According to the annex to the Communication, which covers the entire field of life sciences and biotechnology, insufficient distinction is made between research and application on plants, animals (“green” biotechnology) and humans (“red” biotechnology). Indeed, in the case of plants and animals, it is the safety and environmental compatibility criteria repeatedly emphasised in the consultation paper (page 7) that perhaps play the most important role. The area of research and application on humans does, however, confront us with further and exceedingly much more difficult ethical problems that are hardly mentioned – or perhaps even intentionally ignored – in the paper, although this domain will grow to be extremely important in the future. Under the heading of “health care” on page 6, reference is made only to the positive opportunities and not to possible risks. Page 7 deals only very briefly with the possibilities of this new technology for the health of an ageing population. The fact that this is precisely where ethical issues arise (e.g. “therapeutic cloning” to replace ageing and diseased tissue) does not appear anywhere in the text. In the case of use on plants and animals, however, the risks are addressed in a very extensive and clear manner. 

Section 5 entitled “Ethical aspects” makes no distinction whatsoever between areas of application. Use on humans is addressed only in its ethically less disturbing forms within the context of general political issues (p. 22f). Treating green and red biotechnology as being on a par conveys the impression that all ethical issues can be dealt with in the same way, e.g. in line with the model of weighing up merchandise. In the case of application on humans, the decisive ethical criterion is, however, that of human dignity, which forbids any offsetting against other goods below the level of the human right to life (see the interventions of Xavier Mirabel and Margot Renesse in the 4th workshop of the Commission Stakeholder Conference). It is not permissible to violate one human being’s right to life in order to heal another human being, which is why the question of the moral status of the embryo also needs to be posed in explicit terms in such a document. The question of reducing the political confinement of research and application to the scientific assessment of safety for humans and the environment (p. 23) must therefore be answered with an emphatic “no”.


7. Effects on the so-called “developing countries”

That fact that the consultation paper does take a detailed look at the possible repercussions of life sciences and biotechnology on the developing countries is to be welcomed. In our view, however, the associated dangers are not made clear enough, even though the right questions are asked in this regard on p. 27. Besides the ecological risks, there is, in particular, the danger of biotechnologies causing developing countries to enter new or even stronger technological and economic dependencies on the industrialised countries. Every endeavour must be undertaken to ensure that the developing countries not only become possible beneficiaries of life sciences and biotechnology, they must also be helped to develop into actual players in this domain. In such a case, the problem of the measures already taken to protect intellectual property, which can certainly be questioned in their present form, only benefiting the industrialised countries in the final analysis (see Commission Stakeholder Conference, top of p. 3) would no longer exist to the same extent. Research support must then be closely interlinked with cooperation on development policy as well as be subjected to the normal criteria applying to development cooperation (e.g. poverty orientation).
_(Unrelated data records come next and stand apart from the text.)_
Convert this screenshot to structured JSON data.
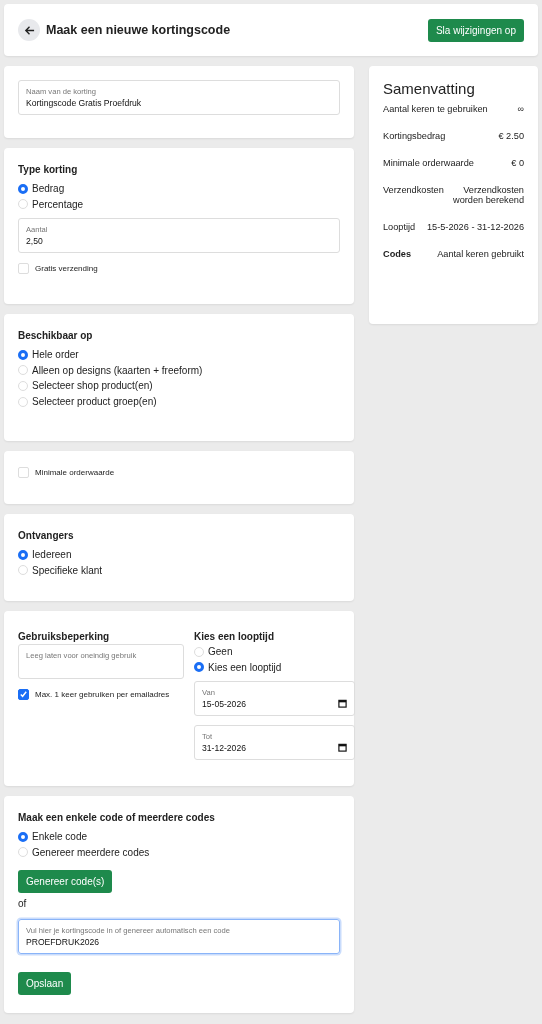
{
  "header": {
    "title": "Maak een nieuwe kortingscode",
    "save_button": "Sla wijzigingen op"
  },
  "name_field": {
    "label": "Naam van de korting",
    "value": "Kortingscode Gratis Proefdruk"
  },
  "discount_type": {
    "title": "Type korting",
    "options": [
      {
        "label": "Bedrag",
        "selected": true
      },
      {
        "label": "Percentage",
        "selected": false
      }
    ],
    "amount_field": {
      "label": "Aantal",
      "value": "2,50"
    },
    "free_shipping": {
      "label": "Gratis verzending",
      "checked": false
    }
  },
  "available_on": {
    "title": "Beschikbaar op",
    "options": [
      {
        "label": "Hele order",
        "selected": true
      },
      {
        "label": "Alleen op designs (kaarten + freeform)",
        "selected": false
      },
      {
        "label": "Selecteer shop product(en)",
        "selected": false
      },
      {
        "label": "Selecteer product groep(en)",
        "selected": false
      }
    ]
  },
  "minimum_order": {
    "label": "Minimale orderwaarde",
    "checked": false
  },
  "recipients": {
    "title": "Ontvangers",
    "options": [
      {
        "label": "Iedereen",
        "selected": true
      },
      {
        "label": "Specifieke klant",
        "selected": false
      }
    ]
  },
  "usage_limit": {
    "title": "Gebruiksbeperking",
    "placeholder": "Leeg laten voor oneindig gebruik",
    "once_per_email": {
      "label": "Max. 1 keer gebruiken per emailadres",
      "checked": true
    }
  },
  "period": {
    "title": "Kies een looptijd",
    "options": [
      {
        "label": "Geen",
        "selected": false
      },
      {
        "label": "Kies een looptijd",
        "selected": true
      }
    ],
    "from": {
      "label": "Van",
      "value": "15-05-2026"
    },
    "to": {
      "label": "Tot",
      "value": "31-12-2026"
    }
  },
  "codes": {
    "title": "Maak een enkele code of meerdere codes",
    "options": [
      {
        "label": "Enkele code",
        "selected": true
      },
      {
        "label": "Genereer meerdere codes",
        "selected": false
      }
    ],
    "generate_button": "Genereer code(s)",
    "or": "of",
    "code_field": {
      "label": "Vul hier je kortingscode in of genereer automatisch een code",
      "value": "PROEFDRUK2026",
      "focused": true
    },
    "save_button": "Opslaan"
  },
  "summary": {
    "title": "Samenvatting",
    "rows": [
      {
        "kind": "plain",
        "label": "Aantal keren te gebruiken",
        "value": "∞"
      },
      {
        "kind": "plain",
        "label": "Kortingsbedrag",
        "value": "€ 2.50"
      },
      {
        "kind": "plain",
        "label": "Minimale orderwaarde",
        "value": "€ 0"
      },
      {
        "kind": "plain",
        "label": "Verzendkosten",
        "value": "Verzendkosten worden berekend"
      },
      {
        "kind": "plain",
        "label": "Looptijd",
        "value": "15-5-2026 - 31-12-2026"
      },
      {
        "kind": "heading",
        "label": "Codes",
        "value": "Aantal keren gebruikt"
      }
    ]
  }
}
 Furthermore, it is extremely important to create incentives for industry to develop therapies for poverty-related diseases. Publicly supported research would be one possibility of doing this. Also, the fund referred to for financing research projects on the treatment of diseases typical for developing countries should be supported in any case; in fact, this idea could be extended in overall terms to include the research and development of “adapted” life sciences and biotechnology for the developing countries. We would also like to emphasise in this context the special responsibility Europe bears for assisting and supporting the peoples of the developing countries.